DATA FOR THIS EXERCISE:
○ ○ ○ ○ ○ ○ ○

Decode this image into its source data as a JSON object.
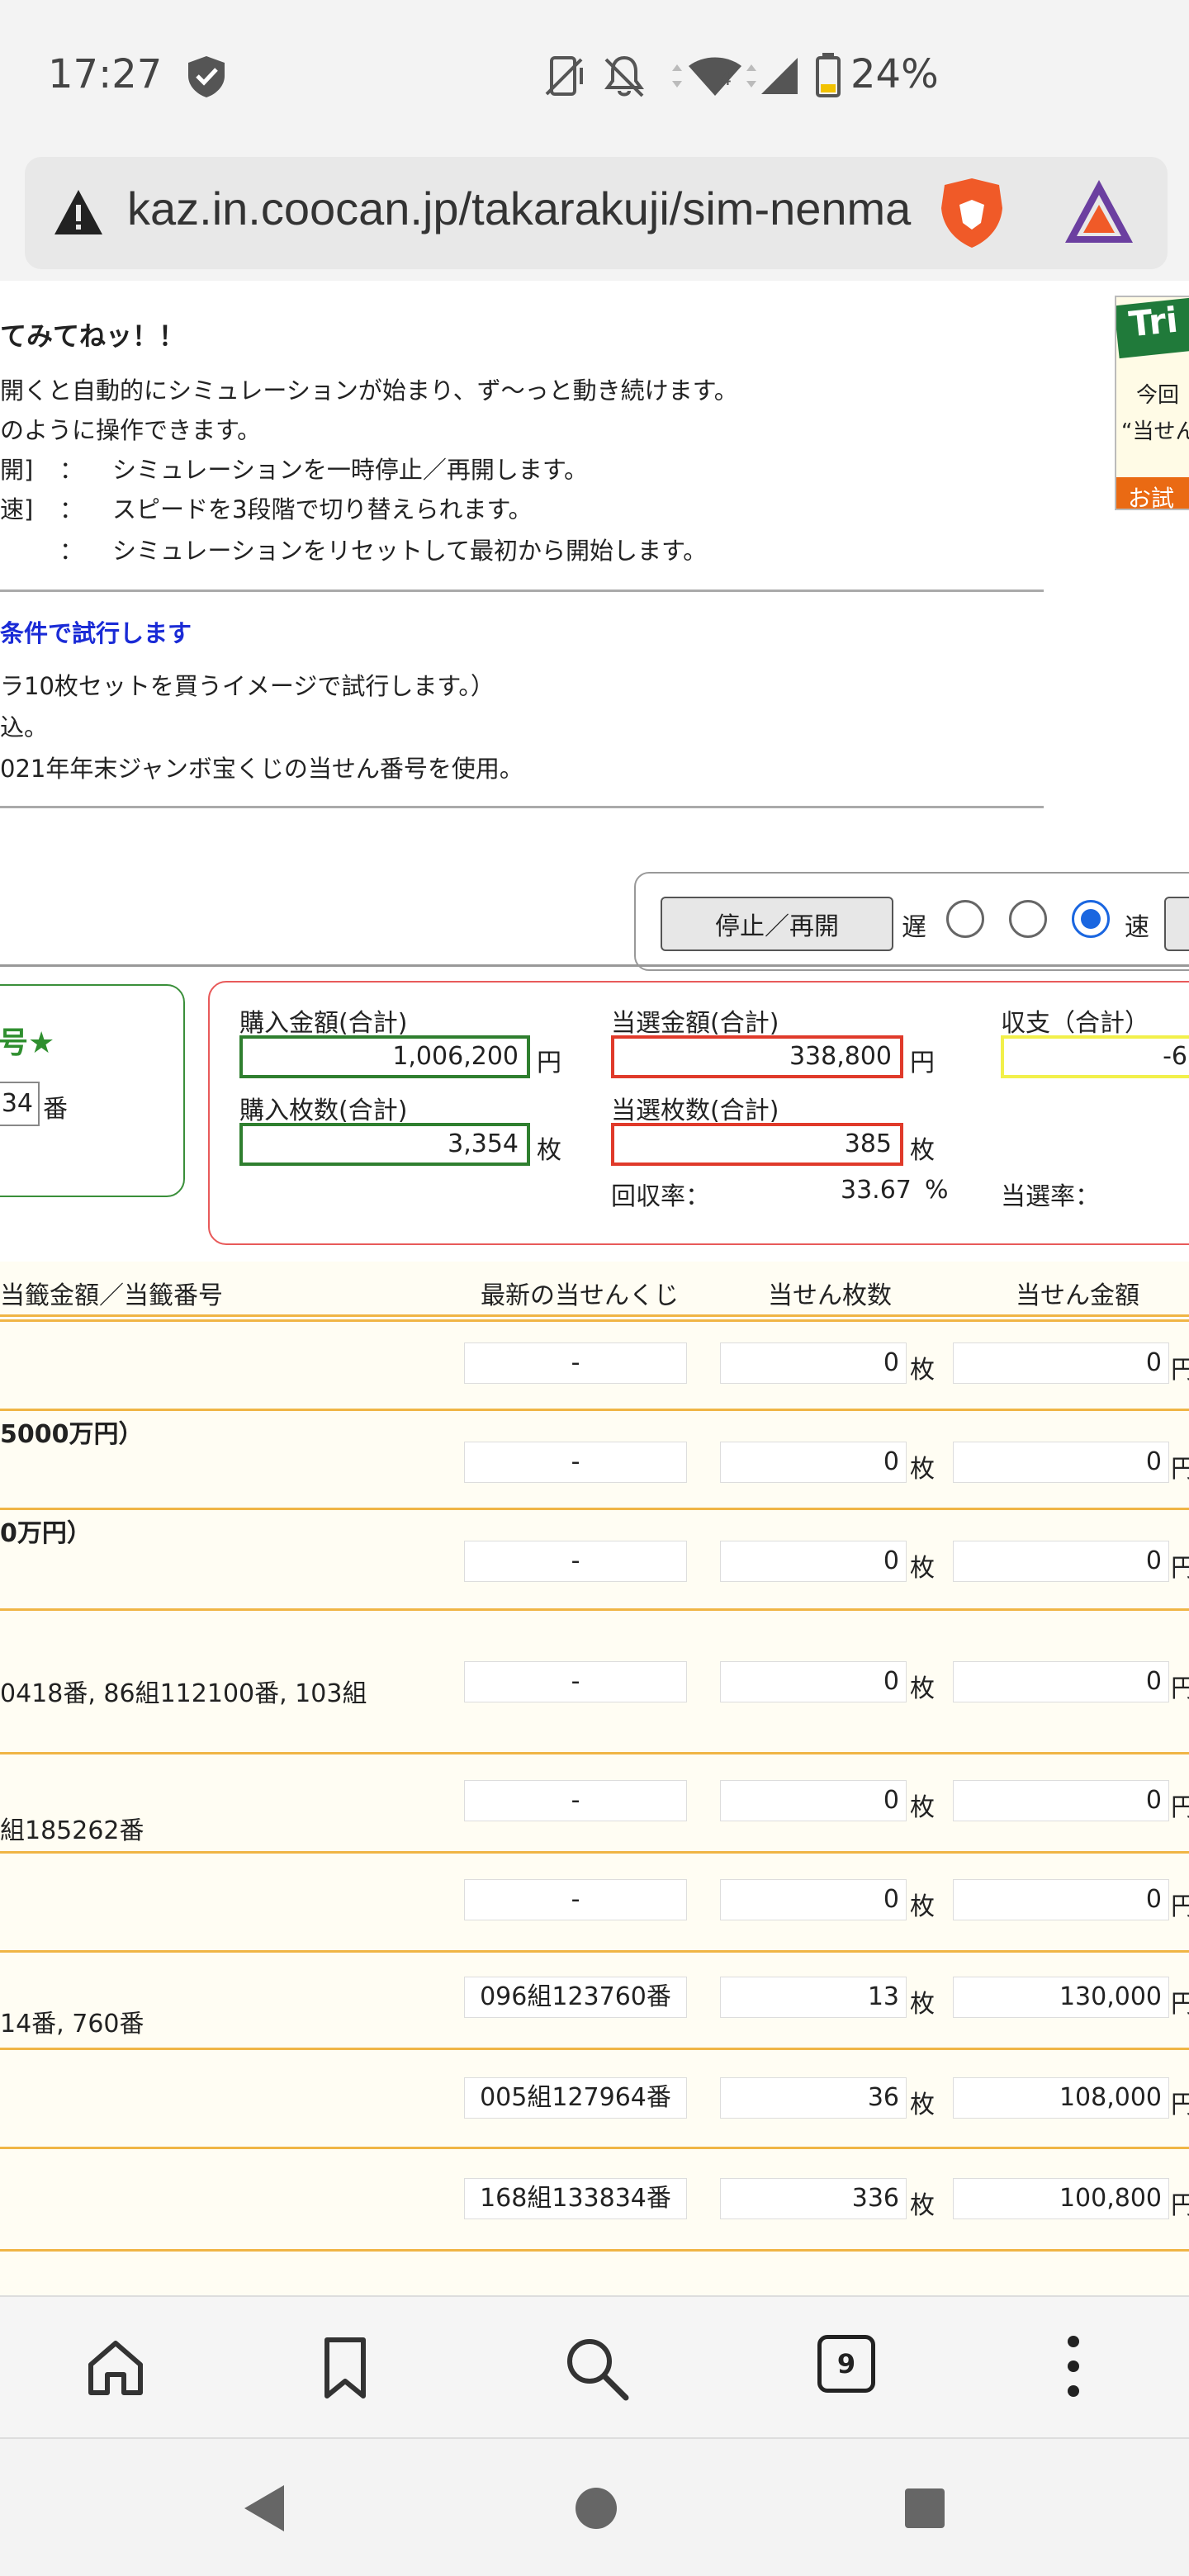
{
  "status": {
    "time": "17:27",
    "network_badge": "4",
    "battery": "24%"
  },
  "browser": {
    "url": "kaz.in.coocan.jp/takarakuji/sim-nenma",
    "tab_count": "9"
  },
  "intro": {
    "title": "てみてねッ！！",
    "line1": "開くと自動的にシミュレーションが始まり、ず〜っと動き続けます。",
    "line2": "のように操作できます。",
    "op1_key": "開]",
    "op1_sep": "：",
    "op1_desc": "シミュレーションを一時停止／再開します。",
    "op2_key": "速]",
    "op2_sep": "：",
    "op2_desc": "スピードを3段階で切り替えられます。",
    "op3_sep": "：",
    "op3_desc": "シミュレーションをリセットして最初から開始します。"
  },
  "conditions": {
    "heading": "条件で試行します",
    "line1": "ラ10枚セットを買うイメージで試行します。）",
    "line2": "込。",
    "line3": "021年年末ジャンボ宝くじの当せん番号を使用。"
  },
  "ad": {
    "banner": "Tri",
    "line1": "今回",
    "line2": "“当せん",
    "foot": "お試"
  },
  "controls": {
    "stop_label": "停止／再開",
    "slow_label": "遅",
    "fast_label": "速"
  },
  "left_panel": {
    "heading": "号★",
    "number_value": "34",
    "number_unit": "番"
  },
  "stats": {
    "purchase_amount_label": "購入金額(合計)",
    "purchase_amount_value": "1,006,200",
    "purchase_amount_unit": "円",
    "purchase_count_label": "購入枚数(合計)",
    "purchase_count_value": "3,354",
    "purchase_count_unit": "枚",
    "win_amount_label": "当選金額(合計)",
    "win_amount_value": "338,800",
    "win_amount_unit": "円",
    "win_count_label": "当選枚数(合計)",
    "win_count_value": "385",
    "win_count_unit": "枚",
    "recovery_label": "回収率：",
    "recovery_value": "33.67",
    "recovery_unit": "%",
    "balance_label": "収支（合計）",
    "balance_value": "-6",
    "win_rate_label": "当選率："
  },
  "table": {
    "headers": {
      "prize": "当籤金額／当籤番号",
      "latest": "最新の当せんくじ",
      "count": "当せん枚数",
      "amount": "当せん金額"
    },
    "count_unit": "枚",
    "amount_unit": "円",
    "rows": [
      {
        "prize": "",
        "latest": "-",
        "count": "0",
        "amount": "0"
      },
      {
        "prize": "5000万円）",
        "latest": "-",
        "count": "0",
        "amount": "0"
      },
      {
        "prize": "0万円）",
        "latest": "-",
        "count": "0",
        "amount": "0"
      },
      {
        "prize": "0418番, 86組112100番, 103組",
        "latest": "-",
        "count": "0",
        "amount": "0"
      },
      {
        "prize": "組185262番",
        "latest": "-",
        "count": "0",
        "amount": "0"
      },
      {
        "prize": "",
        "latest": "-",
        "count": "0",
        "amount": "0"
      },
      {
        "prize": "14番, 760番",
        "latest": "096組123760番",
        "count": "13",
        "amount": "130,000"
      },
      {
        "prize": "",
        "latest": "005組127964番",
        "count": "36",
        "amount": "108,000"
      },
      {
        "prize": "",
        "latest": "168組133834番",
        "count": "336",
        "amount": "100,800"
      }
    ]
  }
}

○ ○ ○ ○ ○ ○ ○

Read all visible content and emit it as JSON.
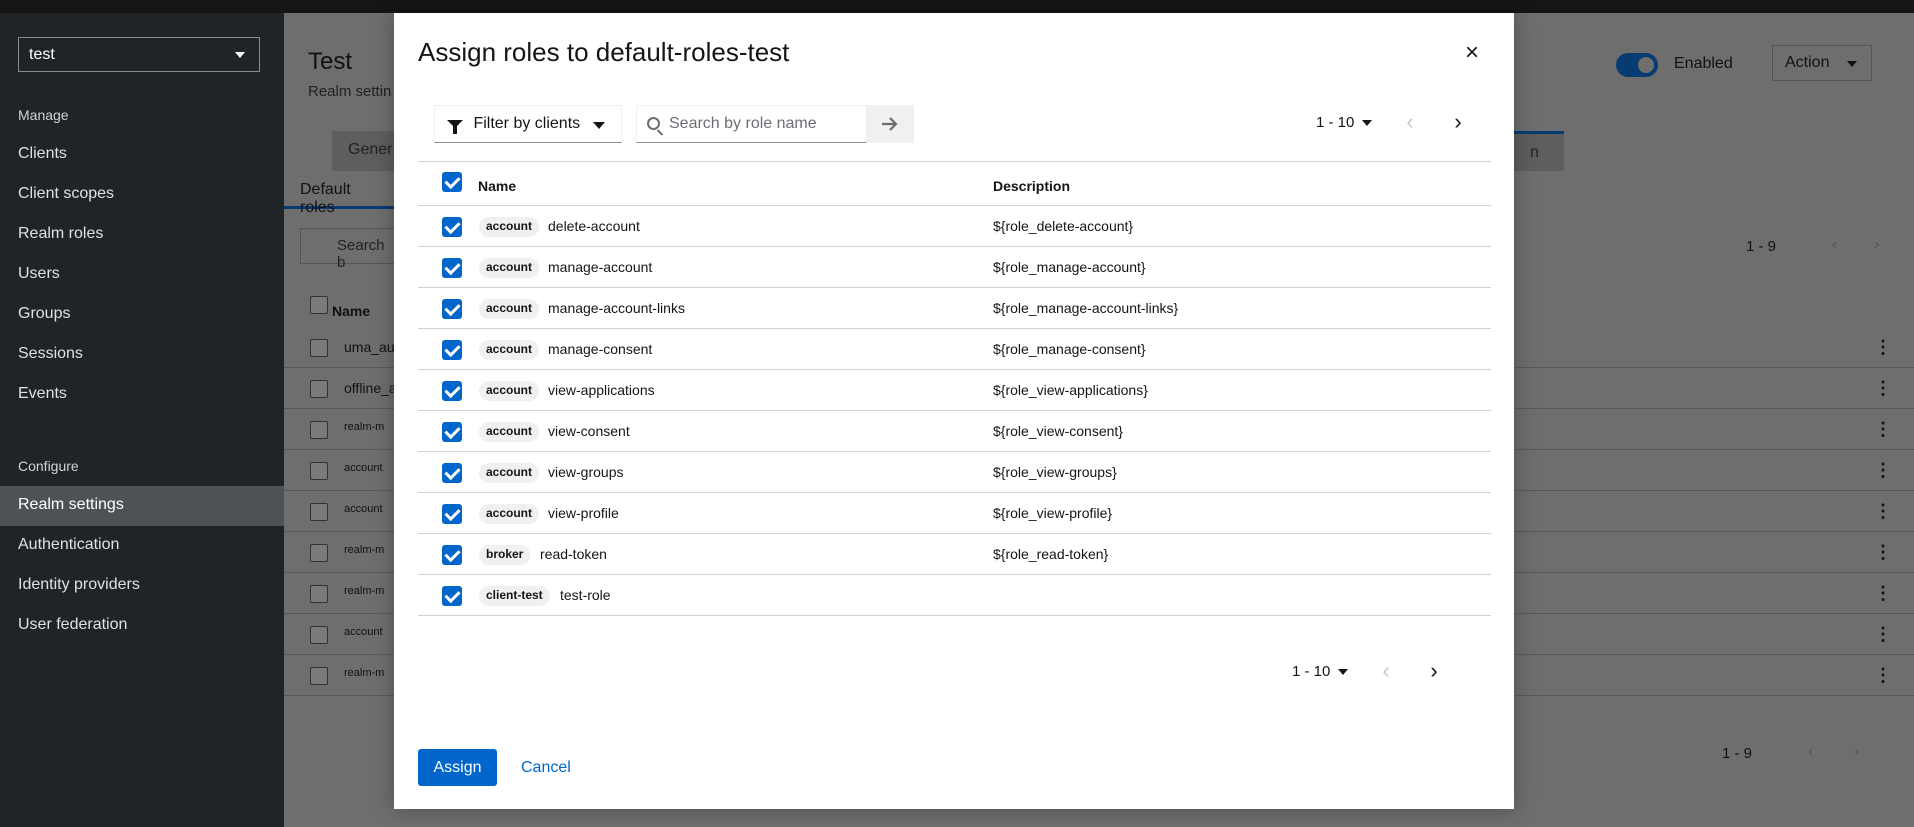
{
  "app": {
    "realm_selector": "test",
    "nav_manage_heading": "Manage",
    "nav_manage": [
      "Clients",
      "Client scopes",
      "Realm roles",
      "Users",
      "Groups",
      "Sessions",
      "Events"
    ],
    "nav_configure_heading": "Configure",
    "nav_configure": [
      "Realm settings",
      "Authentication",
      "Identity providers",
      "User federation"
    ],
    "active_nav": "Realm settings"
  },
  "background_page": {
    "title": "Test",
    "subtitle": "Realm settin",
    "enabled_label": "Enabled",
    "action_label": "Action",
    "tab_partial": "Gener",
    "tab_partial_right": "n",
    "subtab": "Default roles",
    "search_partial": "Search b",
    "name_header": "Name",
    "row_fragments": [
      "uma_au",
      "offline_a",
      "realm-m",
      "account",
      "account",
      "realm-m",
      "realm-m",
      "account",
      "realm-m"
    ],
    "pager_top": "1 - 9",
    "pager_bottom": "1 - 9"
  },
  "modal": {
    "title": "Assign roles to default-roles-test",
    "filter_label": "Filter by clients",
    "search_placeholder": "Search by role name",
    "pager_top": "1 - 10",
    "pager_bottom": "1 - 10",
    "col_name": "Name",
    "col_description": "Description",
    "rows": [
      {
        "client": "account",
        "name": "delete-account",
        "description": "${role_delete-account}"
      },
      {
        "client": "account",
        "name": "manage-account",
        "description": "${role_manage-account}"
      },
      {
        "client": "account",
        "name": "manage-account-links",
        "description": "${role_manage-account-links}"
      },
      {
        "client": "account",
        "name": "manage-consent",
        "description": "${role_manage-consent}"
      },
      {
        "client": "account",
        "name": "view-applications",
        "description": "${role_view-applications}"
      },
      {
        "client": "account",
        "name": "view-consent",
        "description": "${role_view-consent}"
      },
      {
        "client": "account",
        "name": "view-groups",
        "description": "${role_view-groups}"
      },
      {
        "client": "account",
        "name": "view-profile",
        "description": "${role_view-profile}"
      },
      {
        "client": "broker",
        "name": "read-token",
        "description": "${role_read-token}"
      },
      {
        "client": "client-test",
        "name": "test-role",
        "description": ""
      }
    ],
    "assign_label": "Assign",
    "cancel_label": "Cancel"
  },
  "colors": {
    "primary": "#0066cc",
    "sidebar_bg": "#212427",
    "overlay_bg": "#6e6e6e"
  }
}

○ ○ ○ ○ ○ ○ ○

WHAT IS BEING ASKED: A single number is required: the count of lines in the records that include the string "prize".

SOLUTION FOR THIS EXERCISE: 10